It’s easy to do
The exact process may differ depending on which salon you visit, but here are a few steps that you should expect:
At first, nails must be prepared by pushing back cuticles and applying dehydrating product in order to help the powder adhere. After this is completed, each nail is then dipped in clear base layer serving as adhesive before being colored with pigment for color creating pigment. Finally a final clear layer protects polish.
Your manicurist will work on one nail at a time before applying a brush-on activator, a type of clear gel that cures in the air without using UV light, before topping them off with dip powder – unlike traditional acrylics which require extensive buffing and filing, dip powder is gentler on nails; however, it is still important to give your nails time off between services (particularly between dip powder and acrylic services), as constant exposure to acetone can weaken natural nails over time.
Dip manicures tend to be more costly than their gel polish counterparts at a nail salon, but the extra investment could be well worth it if longevity is important to you. At-home manicures may prove cheaper. With some practice and perseverance it should become possible to complete them yourself and save some money in doing it this way.
Joy Terrell of Powder Beauty Co in Los Angeles boasts that professional manicures can last up to a month without needing fills or touch ups, as long as they’re done right. A typical manicure entails applying base coat, primer and adhesive coat, followed by clear polish. A technician then dips or brushes acrylic resin mixed with colored powder into thickening layers before adding an activator spray for ultimate set up.
Dip manicures differ from regular nail polish in that they don’t require UV light curing, making the entire process faster and cost-efficient as one jar of dip powder may last for 30 manicures instead of having to purchase new polish each week.
Dip powders provide more color choices than gel polishes, making it easy for nail artists to be creative with them. Plus, there are kits designed specifically for at-home use that promise salon-quality results; an Amazon bestseller from Azure Beauty (see here for instance) includes all of the color powders and liquids you will require as well as replacement nail files, dusting brushes, extra base coat and top coat.
If you visit a nail salon for a dip powder manicure, be wary of their sanitation process. It would be unsanitary for nail technicians to apply product directly onto multiple clients’ nails at once or let excess fall back into the pot between clients – both options could pose major health hazards.

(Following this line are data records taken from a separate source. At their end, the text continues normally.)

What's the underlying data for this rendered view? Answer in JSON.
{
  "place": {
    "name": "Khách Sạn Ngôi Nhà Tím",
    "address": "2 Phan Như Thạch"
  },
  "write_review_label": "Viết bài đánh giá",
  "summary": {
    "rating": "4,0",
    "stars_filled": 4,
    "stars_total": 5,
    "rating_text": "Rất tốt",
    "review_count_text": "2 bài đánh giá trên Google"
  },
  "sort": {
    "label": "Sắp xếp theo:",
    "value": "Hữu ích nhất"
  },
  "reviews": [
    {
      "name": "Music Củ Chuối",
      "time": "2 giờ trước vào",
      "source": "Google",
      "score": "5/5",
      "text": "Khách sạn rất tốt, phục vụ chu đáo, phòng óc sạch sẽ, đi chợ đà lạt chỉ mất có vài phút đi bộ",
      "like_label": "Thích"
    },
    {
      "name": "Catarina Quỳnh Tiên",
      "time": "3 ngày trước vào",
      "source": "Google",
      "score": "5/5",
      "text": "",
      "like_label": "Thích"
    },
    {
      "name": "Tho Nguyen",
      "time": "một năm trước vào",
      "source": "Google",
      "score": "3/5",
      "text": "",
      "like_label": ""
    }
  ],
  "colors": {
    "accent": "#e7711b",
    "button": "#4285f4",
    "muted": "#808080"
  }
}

Dip powders tend to be less damaging for natural nails than acrylics, though you must still pay attention when selecting length and design. A professional can soak off these types of coatings within 15 minutes without causing damage or peeling of nails.